This is just completely wrong. A tremendous number of white wines are filtered because…they have to be. Any wine that does not complete ML is (or should be) filtered. Tons of white wines across the globe fall into this category.

People often times think filtration=bad. It simply is not so. It’s a tool.

I haven’t seen any surveys but I would presume that the number of wineries using animal based fining products, even egg whites, has declined radically over the past coupld of decades. I don’t know a single producer that uses egg white fining. Again, not like that’s some massive number of people but it is not insignificant.


Agree as I stated above. And please don’t minimize the filtration of reds as well. I WISH that certain regions like CdP filtered more so that I didn’t have to play ‘russian roulette’ determining the brett level of wines based on provenance and shipping temperatures [swearing.gif]
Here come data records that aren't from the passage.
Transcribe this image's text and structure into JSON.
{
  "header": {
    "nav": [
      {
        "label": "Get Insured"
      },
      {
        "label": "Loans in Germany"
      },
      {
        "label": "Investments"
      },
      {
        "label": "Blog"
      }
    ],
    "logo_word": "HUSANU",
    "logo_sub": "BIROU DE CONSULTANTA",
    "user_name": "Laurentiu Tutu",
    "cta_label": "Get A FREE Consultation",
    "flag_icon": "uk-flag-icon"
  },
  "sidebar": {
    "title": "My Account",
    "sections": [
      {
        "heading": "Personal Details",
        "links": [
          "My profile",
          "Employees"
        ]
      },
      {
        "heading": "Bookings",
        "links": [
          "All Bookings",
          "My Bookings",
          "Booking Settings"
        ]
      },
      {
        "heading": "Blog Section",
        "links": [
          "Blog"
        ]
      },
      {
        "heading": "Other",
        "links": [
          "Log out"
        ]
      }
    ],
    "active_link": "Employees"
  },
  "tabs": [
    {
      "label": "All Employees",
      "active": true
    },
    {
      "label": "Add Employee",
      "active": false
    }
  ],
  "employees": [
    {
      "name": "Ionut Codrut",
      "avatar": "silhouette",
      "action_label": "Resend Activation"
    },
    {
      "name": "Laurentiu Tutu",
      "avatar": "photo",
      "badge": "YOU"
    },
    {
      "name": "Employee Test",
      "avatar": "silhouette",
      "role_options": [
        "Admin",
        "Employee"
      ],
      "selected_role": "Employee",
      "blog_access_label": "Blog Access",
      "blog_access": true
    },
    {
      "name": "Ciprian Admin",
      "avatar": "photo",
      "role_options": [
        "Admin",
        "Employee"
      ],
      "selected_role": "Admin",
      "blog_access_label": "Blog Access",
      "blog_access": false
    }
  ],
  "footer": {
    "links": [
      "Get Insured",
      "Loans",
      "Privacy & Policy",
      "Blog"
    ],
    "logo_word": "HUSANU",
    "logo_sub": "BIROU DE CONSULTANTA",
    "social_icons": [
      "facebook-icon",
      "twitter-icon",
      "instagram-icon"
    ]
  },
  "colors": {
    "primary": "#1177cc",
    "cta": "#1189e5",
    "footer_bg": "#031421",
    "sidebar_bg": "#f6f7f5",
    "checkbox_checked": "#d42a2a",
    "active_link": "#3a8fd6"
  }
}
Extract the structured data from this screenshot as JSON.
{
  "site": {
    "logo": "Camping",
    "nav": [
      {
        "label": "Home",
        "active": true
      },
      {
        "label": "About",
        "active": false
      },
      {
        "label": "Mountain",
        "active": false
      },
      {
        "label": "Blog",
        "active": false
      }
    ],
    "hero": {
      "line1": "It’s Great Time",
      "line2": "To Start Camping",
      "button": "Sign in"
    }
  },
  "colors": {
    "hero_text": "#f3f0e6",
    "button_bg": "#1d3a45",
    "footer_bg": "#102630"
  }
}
Protein stability in whites is the big thing. But for that you fine with bentonite.

Egg white finning is still reasonably common in Bordeaux but rare in Burgundy (Coche still does it, saying that it improves long-term aging at the expense of near-term expressiveness; whereas Aubert de Villiane has told me that “red Burgundy doesn’t take to being fined any more”). I confess to being quite interested in it as a technique. If nothing else because fining, along with racking, is one of the two big things missed out of most discussions of “modern” versus “old fashioned” winemaking: serious Bordeaux, for example, as recently as the 1960s, would be racked every six months and fined several times before bottling, three years after the vintage. Contemporary élevage orthodoxies are very different.
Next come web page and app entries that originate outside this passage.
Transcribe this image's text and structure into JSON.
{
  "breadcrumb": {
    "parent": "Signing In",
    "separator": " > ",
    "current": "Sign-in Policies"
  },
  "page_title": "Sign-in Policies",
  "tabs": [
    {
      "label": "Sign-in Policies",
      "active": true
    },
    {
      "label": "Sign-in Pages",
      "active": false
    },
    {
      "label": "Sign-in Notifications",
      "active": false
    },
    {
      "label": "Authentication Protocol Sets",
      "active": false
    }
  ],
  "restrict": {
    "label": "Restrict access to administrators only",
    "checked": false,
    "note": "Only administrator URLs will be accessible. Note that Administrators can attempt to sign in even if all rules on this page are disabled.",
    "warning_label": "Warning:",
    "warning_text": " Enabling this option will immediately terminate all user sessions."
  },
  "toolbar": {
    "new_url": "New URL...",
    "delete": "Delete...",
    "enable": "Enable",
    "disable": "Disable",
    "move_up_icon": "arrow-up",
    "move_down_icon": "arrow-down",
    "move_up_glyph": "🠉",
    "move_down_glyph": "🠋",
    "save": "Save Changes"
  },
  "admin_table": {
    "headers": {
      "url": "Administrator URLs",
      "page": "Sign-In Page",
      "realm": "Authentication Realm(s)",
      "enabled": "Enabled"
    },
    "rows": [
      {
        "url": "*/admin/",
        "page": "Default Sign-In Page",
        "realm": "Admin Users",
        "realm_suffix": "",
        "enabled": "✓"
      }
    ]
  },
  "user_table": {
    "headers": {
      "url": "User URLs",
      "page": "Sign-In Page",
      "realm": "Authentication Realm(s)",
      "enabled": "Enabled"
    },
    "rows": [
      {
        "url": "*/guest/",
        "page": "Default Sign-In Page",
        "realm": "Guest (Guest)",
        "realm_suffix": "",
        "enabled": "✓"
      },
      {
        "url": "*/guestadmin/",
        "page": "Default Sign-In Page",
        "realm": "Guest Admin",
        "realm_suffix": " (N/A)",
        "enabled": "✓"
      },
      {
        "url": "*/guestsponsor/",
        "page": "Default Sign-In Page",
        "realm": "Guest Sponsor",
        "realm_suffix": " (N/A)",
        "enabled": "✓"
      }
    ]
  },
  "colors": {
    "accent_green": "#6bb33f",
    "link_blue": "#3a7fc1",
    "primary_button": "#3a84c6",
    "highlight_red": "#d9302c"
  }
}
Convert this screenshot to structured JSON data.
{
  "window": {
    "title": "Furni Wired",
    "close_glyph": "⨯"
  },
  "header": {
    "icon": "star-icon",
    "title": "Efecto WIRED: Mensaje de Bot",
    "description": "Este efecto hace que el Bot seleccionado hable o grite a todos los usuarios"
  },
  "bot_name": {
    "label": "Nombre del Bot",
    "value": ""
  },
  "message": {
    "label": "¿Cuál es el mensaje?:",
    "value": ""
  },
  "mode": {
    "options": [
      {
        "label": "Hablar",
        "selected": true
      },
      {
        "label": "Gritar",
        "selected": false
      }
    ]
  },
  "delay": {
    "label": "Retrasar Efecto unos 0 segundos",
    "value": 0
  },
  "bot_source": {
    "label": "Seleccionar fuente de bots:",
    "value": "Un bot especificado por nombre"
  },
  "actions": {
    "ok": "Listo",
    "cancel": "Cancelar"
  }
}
It’s a pity, seeing the title of the thread, I thought this might have been an interesting discussion of the state-of-the-art, but instead it appears to be a question of whether or not to appease militant vegans.



Not sure that I understand why that is? Biodynamic isn’t the same mantra as “natural” at all.

And even so, a lot of the Willamette Valley’s “natty” producers filter now, to pin the wines in place and prevent them from going downhill in bottle. (Which is smart on their part)

So let’s encourage your thread drift and make this a bit more interesting.

Completely speculating, I would guess fining and racking are declining from modern winemaking because of the ability to minimize microbial populations in other ways. Use of steam, ozone, and newer fining agents like aspergillus niger(vegan) and lysozyme(found in egg whites and tears), and cross-flow filtration all make controlling microbial populations easier than it was(by far) in the 1960s.

Back then, egg whites would clarify a wine and drop sediments to the bottom of the barrel. Racking off those lees would drastically reduce the number of cells in a growing microbial population, but not eradicate it. Redoing the process every 6 months would be a way to minimize these types of issues. It does remove the possibility of textural enhancent from autolysis of lees though, and many modern producers(myself included) prefer to stay on the lees as long as possible.

I am however, completely speculating on that.